I waited with my umbrella outside the colony gate to see if this ritual had changed, and, indeed, it had not. I followed her as she walked to the taxi stand on the main road. Her slender profile from the back, the sight of her pert shoulders in a T-shirt, made me melt through the center of my body.

By the following Monday, my preparations were complete. I bought a length of strong rope, a crowbar, and a switchblade, and I put them inside a backpack. I got my hair cut with a quarter-inch clipper. Johnny said I looked different, tougher. I shaved closely and wore dark glasses and clean pants, shirt, and shoes. He shook his head at me indulgently, but I knew what I had to do.

I walked one last time toward Basant Lane. I entered the colony compound with confidence, my backpack over my shoulder. The guard at the gate saluted smartly. As I had expected, the front door of her flat had a large lock on the outside. It was quiet. If anyone saw me, I would say I was Mrs. I straddled the dividing wall between the two flats, hanging precariously off the parapet as I crossed over. A vein in my temple throbbed. I cracked open the foot latch with a few kicks, then leaned against the lower part of the door.

It strained open a few inches. I reached into the gap with my crowbar and pried down the top latch. I found Bibiji cowering on the living room floor. She hiccupped and gurgled as I tied up her hands and wrapped a strip of cloth around her mouth.

Her eyes widened when I used my knife to cut the rope. She fell down as if dead. I picked her up and took her to her room. For an hour I examined every item in the household: refrigerator magnets, ashtrays, the doll case, confidential files in Mr. I searched through open cupboards for money, though all I found were bedsheets and pillowcases.

I heard the front door open and close, and then the squeak of the inner deadbolt being drawn. If only we had taken such precautions before. Sarika screamed once, seeing Bibiji trussed up like a goat, but I had my knife out and Sarika was a smart woman.

I made her sit down in a chair and tied her hands and ankles. She was wearing a polo shirt, light jeans, sneakers. She had cropped her hair below her ears. It made her look even more like a boy. Her hands smelled of fresh nail polish. Her left eye twitched and she cringed at my touch, but she stayed quiet.In the morning, Johnny took me to his bachelor abode.

Method to learn vocabulary, useful expressions and you will gain a good pronunciation in Burmese. She stood up and removed her prayer necklace.

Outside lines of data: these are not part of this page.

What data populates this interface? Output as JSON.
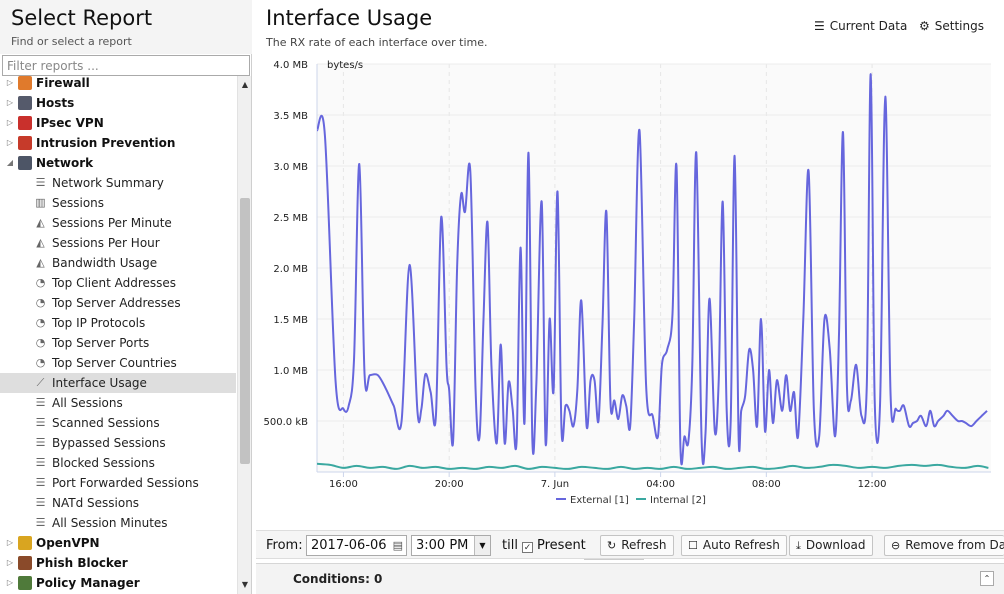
{
  "left": {
    "title": "Select Report",
    "subtitle": "Find or select a report",
    "filter_placeholder": "Filter reports ...",
    "categories_top": [
      {
        "label": "Firewall",
        "color": "#e07a2c",
        "icon": "firewall-icon"
      },
      {
        "label": "Hosts",
        "color": "#555a6b",
        "icon": "hosts-icon"
      },
      {
        "label": "IPsec VPN",
        "color": "#c9302c",
        "icon": "lock-icon"
      },
      {
        "label": "Intrusion Prevention",
        "color": "#c63a2a",
        "icon": "intrusion-prevention-icon"
      },
      {
        "label": "Network",
        "color": "#4d5566",
        "icon": "network-icon"
      }
    ],
    "network_reports": [
      {
        "label": "Network Summary",
        "icon": "list-icon"
      },
      {
        "label": "Sessions",
        "icon": "bar-chart-icon"
      },
      {
        "label": "Sessions Per Minute",
        "icon": "area-chart-icon"
      },
      {
        "label": "Sessions Per Hour",
        "icon": "area-chart-icon"
      },
      {
        "label": "Bandwidth Usage",
        "icon": "area-chart-icon"
      },
      {
        "label": "Top Client Addresses",
        "icon": "pie-chart-icon"
      },
      {
        "label": "Top Server Addresses",
        "icon": "pie-chart-icon"
      },
      {
        "label": "Top IP Protocols",
        "icon": "pie-chart-icon"
      },
      {
        "label": "Top Server Ports",
        "icon": "pie-chart-icon"
      },
      {
        "label": "Top Server Countries",
        "icon": "pie-chart-icon"
      },
      {
        "label": "Interface Usage",
        "icon": "line-chart-icon"
      },
      {
        "label": "All Sessions",
        "icon": "list-icon"
      },
      {
        "label": "Scanned Sessions",
        "icon": "list-icon"
      },
      {
        "label": "Bypassed Sessions",
        "icon": "list-icon"
      },
      {
        "label": "Blocked Sessions",
        "icon": "list-icon"
      },
      {
        "label": "Port Forwarded Sessions",
        "icon": "list-icon"
      },
      {
        "label": "NATd Sessions",
        "icon": "list-icon"
      },
      {
        "label": "All Session Minutes",
        "icon": "list-icon"
      }
    ],
    "categories_bottom": [
      {
        "label": "OpenVPN",
        "color": "#d9a520",
        "icon": "openvpn-icon"
      },
      {
        "label": "Phish Blocker",
        "color": "#8a4a2a",
        "icon": "phish-blocker-icon"
      },
      {
        "label": "Policy Manager",
        "color": "#4f7a3a",
        "icon": "policy-manager-icon"
      }
    ]
  },
  "right": {
    "title": "Interface Usage",
    "subtitle": "The RX rate of each interface over time.",
    "current_data_label": "Current Data",
    "settings_label": "Settings"
  },
  "toolbar": {
    "from_label": "From:",
    "from_date": "2017-06-06",
    "from_time": "3:00 PM",
    "till_label": "till",
    "present_label": "Present",
    "present_checked": true,
    "refresh_label": "Refresh",
    "auto_refresh_label": "Auto Refresh",
    "download_label": "Download",
    "remove_label": "Remove from Das"
  },
  "conditions": {
    "label": "Conditions: 0"
  },
  "chart_data": {
    "type": "line",
    "ylabel": "bytes/s",
    "y_ticks": [
      "500.0 kB",
      "1.0 MB",
      "1.5 MB",
      "2.0 MB",
      "2.5 MB",
      "3.0 MB",
      "3.5 MB",
      "4.0 MB"
    ],
    "ylim": [
      0,
      4.0
    ],
    "y_unit": "MB",
    "x_ticks": [
      "16:00",
      "20:00",
      "7. Jun",
      "04:00",
      "08:00",
      "12:00"
    ],
    "x_tick_hours": [
      1,
      5,
      9,
      13,
      17,
      21
    ],
    "xlim_hours": [
      0,
      25.5
    ],
    "x_origin": "2017-06-06 15:00",
    "grid": true,
    "legend_position": "bottom-center",
    "series": [
      {
        "name": "External [1]",
        "color": "#6666dd",
        "x": [
          0,
          0.3,
          0.7,
          1.0,
          1.2,
          1.4,
          1.6,
          1.8,
          2.0,
          2.3,
          2.6,
          2.9,
          3.2,
          3.5,
          3.8,
          3.95,
          4.1,
          4.3,
          4.5,
          4.7,
          4.9,
          5.0,
          5.15,
          5.3,
          5.45,
          5.6,
          5.8,
          6.0,
          6.15,
          6.3,
          6.45,
          6.6,
          6.8,
          6.95,
          7.1,
          7.25,
          7.4,
          7.55,
          7.7,
          7.85,
          8.0,
          8.15,
          8.3,
          8.5,
          8.65,
          8.8,
          8.95,
          9.1,
          9.25,
          9.4,
          9.55,
          9.7,
          9.85,
          10.0,
          10.2,
          10.35,
          10.5,
          10.65,
          10.8,
          10.95,
          11.1,
          11.25,
          11.4,
          11.55,
          11.7,
          11.85,
          12.0,
          12.2,
          12.45,
          12.7,
          12.9,
          13.05,
          13.25,
          13.45,
          13.6,
          13.75,
          13.9,
          14.05,
          14.2,
          14.35,
          14.55,
          14.7,
          14.85,
          15.05,
          15.2,
          15.35,
          15.5,
          15.65,
          15.8,
          15.95,
          16.05,
          16.2,
          16.35,
          16.5,
          16.65,
          16.8,
          16.95,
          17.1,
          17.25,
          17.4,
          17.6,
          17.75,
          17.9,
          18.05,
          18.2,
          18.4,
          18.6,
          18.8,
          19.0,
          19.2,
          19.4,
          19.6,
          19.75,
          19.9,
          20.05,
          20.2,
          20.4,
          20.6,
          20.8,
          20.95,
          21.1,
          21.3,
          21.5,
          21.7,
          21.9,
          22.05,
          22.2,
          22.4,
          22.55,
          22.7,
          22.85,
          23.05,
          23.2,
          23.35,
          23.5,
          23.7,
          23.85,
          24.05,
          24.25,
          24.4,
          24.55,
          24.75,
          24.95,
          25.15,
          25.35
        ],
        "values": [
          3.35,
          3.3,
          0.9,
          0.62,
          0.65,
          1.1,
          3.02,
          0.95,
          0.95,
          0.95,
          0.82,
          0.65,
          0.5,
          2.03,
          0.6,
          0.62,
          0.96,
          0.78,
          0.55,
          2.5,
          1.05,
          0.8,
          0.3,
          2.0,
          2.72,
          2.55,
          2.95,
          0.8,
          0.35,
          1.5,
          2.45,
          1.05,
          0.28,
          1.25,
          0.28,
          0.88,
          0.62,
          0.3,
          2.2,
          0.48,
          3.13,
          0.3,
          0.88,
          2.65,
          0.28,
          1.5,
          0.8,
          2.75,
          0.42,
          0.65,
          0.6,
          0.45,
          0.8,
          1.68,
          0.45,
          0.9,
          0.9,
          0.5,
          1.45,
          2.55,
          0.7,
          0.7,
          0.52,
          0.75,
          0.65,
          0.45,
          1.5,
          3.35,
          0.85,
          0.55,
          0.35,
          1.05,
          1.2,
          1.55,
          3.0,
          0.25,
          0.35,
          0.3,
          1.05,
          3.13,
          0.32,
          0.38,
          1.7,
          0.4,
          0.92,
          2.65,
          0.6,
          0.5,
          3.1,
          0.35,
          0.6,
          0.75,
          1.2,
          1.0,
          0.45,
          1.5,
          0.4,
          1.0,
          0.48,
          0.9,
          0.6,
          0.95,
          0.6,
          0.78,
          0.35,
          1.5,
          2.95,
          0.6,
          0.35,
          1.5,
          1.2,
          0.35,
          1.35,
          3.33,
          0.85,
          0.7,
          1.05,
          0.55,
          0.85,
          3.9,
          0.7,
          0.65,
          3.68,
          0.75,
          0.62,
          0.6,
          0.65,
          0.45,
          0.48,
          0.5,
          0.55,
          0.45,
          0.6,
          0.45,
          0.5,
          0.55,
          0.6,
          0.55,
          0.5,
          0.5,
          0.48,
          0.45,
          0.5,
          0.55,
          0.6
        ]
      },
      {
        "name": "Internal [2]",
        "color": "#3aa8a0",
        "x": [
          0,
          0.5,
          1.0,
          1.5,
          2.0,
          2.5,
          3.0,
          3.5,
          4.0,
          4.5,
          5.0,
          5.5,
          6.0,
          6.5,
          7.0,
          7.5,
          8.0,
          8.5,
          9.0,
          9.5,
          10.0,
          10.5,
          11.0,
          11.5,
          12.0,
          12.5,
          13.0,
          13.5,
          14.0,
          14.5,
          15.0,
          15.5,
          16.0,
          16.5,
          17.0,
          17.5,
          18.0,
          18.5,
          19.0,
          19.5,
          20.0,
          20.5,
          21.0,
          21.5,
          22.0,
          22.5,
          23.0,
          23.5,
          24.0,
          24.5,
          25.0,
          25.4
        ],
        "values": [
          0.08,
          0.07,
          0.04,
          0.06,
          0.04,
          0.05,
          0.03,
          0.06,
          0.04,
          0.05,
          0.03,
          0.04,
          0.03,
          0.05,
          0.04,
          0.06,
          0.03,
          0.05,
          0.04,
          0.03,
          0.05,
          0.04,
          0.03,
          0.05,
          0.03,
          0.04,
          0.03,
          0.05,
          0.03,
          0.04,
          0.05,
          0.03,
          0.04,
          0.05,
          0.03,
          0.04,
          0.06,
          0.04,
          0.05,
          0.07,
          0.06,
          0.04,
          0.05,
          0.04,
          0.06,
          0.07,
          0.06,
          0.07,
          0.05,
          0.04,
          0.06,
          0.04
        ]
      }
    ]
  }
}
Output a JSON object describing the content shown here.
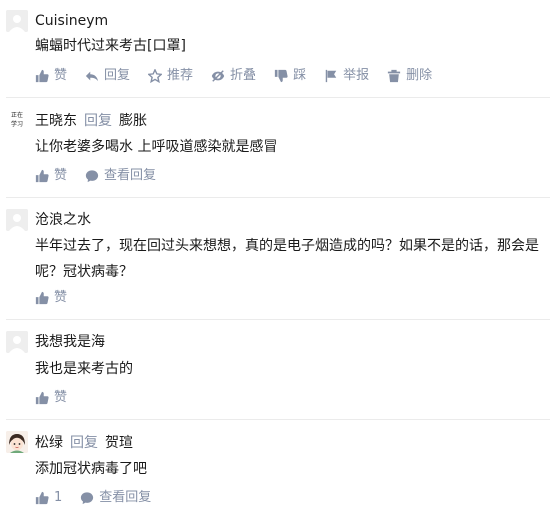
{
  "comments": [
    {
      "author": "Cuisineym",
      "content": "蝙蝠时代过来考古[口罩]",
      "actions": {
        "like": "赞",
        "reply": "回复",
        "recommend": "推荐",
        "collapse": "折叠",
        "dislike": "踩",
        "report": "举报",
        "delete": "删除"
      }
    },
    {
      "author": "王晓东",
      "reply_word": "回复",
      "reply_to": "膨胀",
      "avatar_text": [
        "正在",
        "学习"
      ],
      "content": "让你老婆多喝水 上呼吸道感染就是感冒",
      "actions": {
        "like": "赞",
        "view_replies": "查看回复"
      }
    },
    {
      "author": "沧浪之水",
      "content_line1": "半年过去了，现在回过头来想想，真的是电子烟造成的吗？如果不是的话，那会是",
      "content_line2": "呢？冠状病毒？",
      "actions": {
        "like": "赞"
      }
    },
    {
      "author": "我想我是海",
      "content": "我也是来考古的",
      "actions": {
        "like": "赞"
      }
    },
    {
      "author": "松绿",
      "reply_word": "回复",
      "reply_to": "贺瑄",
      "content": "添加冠状病毒了吧",
      "actions": {
        "like_count": "1",
        "view_replies": "查看回复"
      }
    }
  ],
  "colors": {
    "meta": "#8590a6",
    "text": "#1a1a1a",
    "divider": "#ebebeb"
  },
  "icons": [
    "thumb-up-icon",
    "reply-arrow-icon",
    "star-icon",
    "collapse-icon",
    "thumb-down-icon",
    "flag-icon",
    "trash-icon",
    "speech-bubble-icon"
  ]
}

Akashic Noir. I remember the aunty who liked to watch her favorite serial in bed. When I got home from college that night, my bua said: Whether expressed in vibrant and colorful paintings, double entendre--filled spiritual or party music, or the poignant, humorous, erotic, lyrical and yes, also dark short stories and novels of its writers, Haiti's more nuanced and complex face often comes across in its arts Even before the earthquake, life was not easy in Haiti.